  4. Wide Range of Applications: From Websites to Print Media: Raster graphics’ versatility makes them a popular choice for a variety of design needs. They are essential for creating website graphics, social media posts, digital illustrations, and high-quality print materials like brochures and posters. Their ability to capture rich details and handle photographs seamlessly makes them a valuable asset for designers across various disciplines.
  5. Software Diversity and Familiarity: Many popular design programs or software, from Adobe Photoshop to GIMP, are built specifically for working with raster graphics. This abundance of software choices allows designers to find tools that suit their workflow and budget. Additionally, the user interface and editing tools for raster graphics are often intuitive and familiar, making them easier to learn for beginners compared to vector-based programs.

Cons of Raster Art

Raster art is a popular digital image creation used extensively in graphic design projects. One major disadvantage of raster art is its tendency to lose quality when scaled up or down. Another limitation of raster art is its inability to support transparency without a background colour.

Comparison: Which Is Best?

Digital art comes in various forms, with vector and raster graphics being the most popular. Both types of digital art have their strengths and weaknesses, and understanding them is essential for choosing the one that suits your needs. Vector graphics are perfect for creating logos, illustrations, and other designs that need to be resized without losing quality. Unlike raster images, vectors can be scaled up or down without pixelation or blurriness.
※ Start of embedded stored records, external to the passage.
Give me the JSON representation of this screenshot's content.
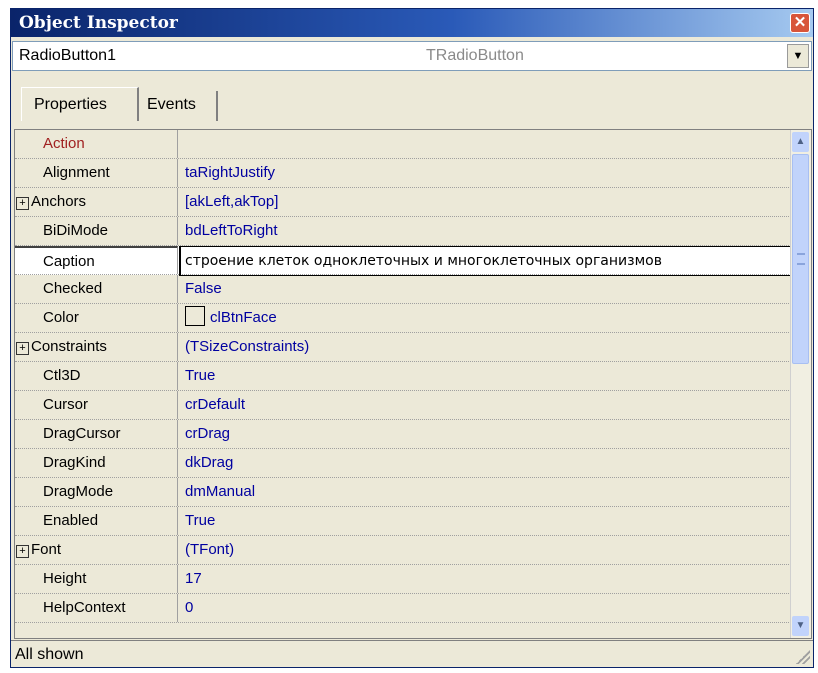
{
  "window": {
    "title": "Object Inspector",
    "close_symbol": "✕"
  },
  "object_selector": {
    "name": "RadioButton1",
    "type": "TRadioButton",
    "dropdown_symbol": "▼"
  },
  "tabs": [
    {
      "label": "Properties",
      "active": true
    },
    {
      "label": "Events",
      "active": false
    }
  ],
  "properties": [
    {
      "name": "Action",
      "value": "",
      "expandable": false
    },
    {
      "name": "Alignment",
      "value": "taRightJustify",
      "expandable": false
    },
    {
      "name": "Anchors",
      "value": "[akLeft,akTop]",
      "expandable": true
    },
    {
      "name": "BiDiMode",
      "value": "bdLeftToRight",
      "expandable": false
    },
    {
      "name": "Caption",
      "value": "строение клеток одноклеточных  и многоклеточных организмов",
      "expandable": false,
      "selected": true
    },
    {
      "name": "Checked",
      "value": "False",
      "expandable": false
    },
    {
      "name": "Color",
      "value": "clBtnFace",
      "expandable": false,
      "swatch": "#ece9d8"
    },
    {
      "name": "Constraints",
      "value": "(TSizeConstraints)",
      "expandable": true
    },
    {
      "name": "Ctl3D",
      "value": "True",
      "expandable": false
    },
    {
      "name": "Cursor",
      "value": "crDefault",
      "expandable": false
    },
    {
      "name": "DragCursor",
      "value": "crDrag",
      "expandable": false
    },
    {
      "name": "DragKind",
      "value": "dkDrag",
      "expandable": false
    },
    {
      "name": "DragMode",
      "value": "dmManual",
      "expandable": false
    },
    {
      "name": "Enabled",
      "value": "True",
      "expandable": false
    },
    {
      "name": "Font",
      "value": "(TFont)",
      "expandable": true
    },
    {
      "name": "Height",
      "value": "17",
      "expandable": false
    },
    {
      "name": "HelpContext",
      "value": "0",
      "expandable": false
    }
  ],
  "expander_symbol": "+",
  "scrollbar": {
    "up_symbol": "▲",
    "down_symbol": "▼"
  },
  "status": {
    "text": "All shown"
  },
  "colors": {
    "title_start": "#0a246a",
    "title_end": "#a6caf0",
    "value_text": "#0000a0",
    "action_text": "#a02020",
    "face": "#ece9d8"
  }
}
They also have smaller file sizes than raster graphics since they only store the mathematical equations used to create them. However, vector images cannot capture fine details like shadows or textures in real-life objects because they comprise simple geometric shapes. On the other hand, raster graphics are ideal for creating realistic images with fine details, such as photographs or paintings.


Vector art and raster art are both powerful tools for designers. Vector art is great for creating logos, icons, illustrations, and typography, as it is infinitely scalable with no loss of quality. Conversely, raster art is best suited for photographs and complex designs with multiple colours or gradients, as the detail can be preserved. Ultimately, each project will have specific needs determining which art type should be used.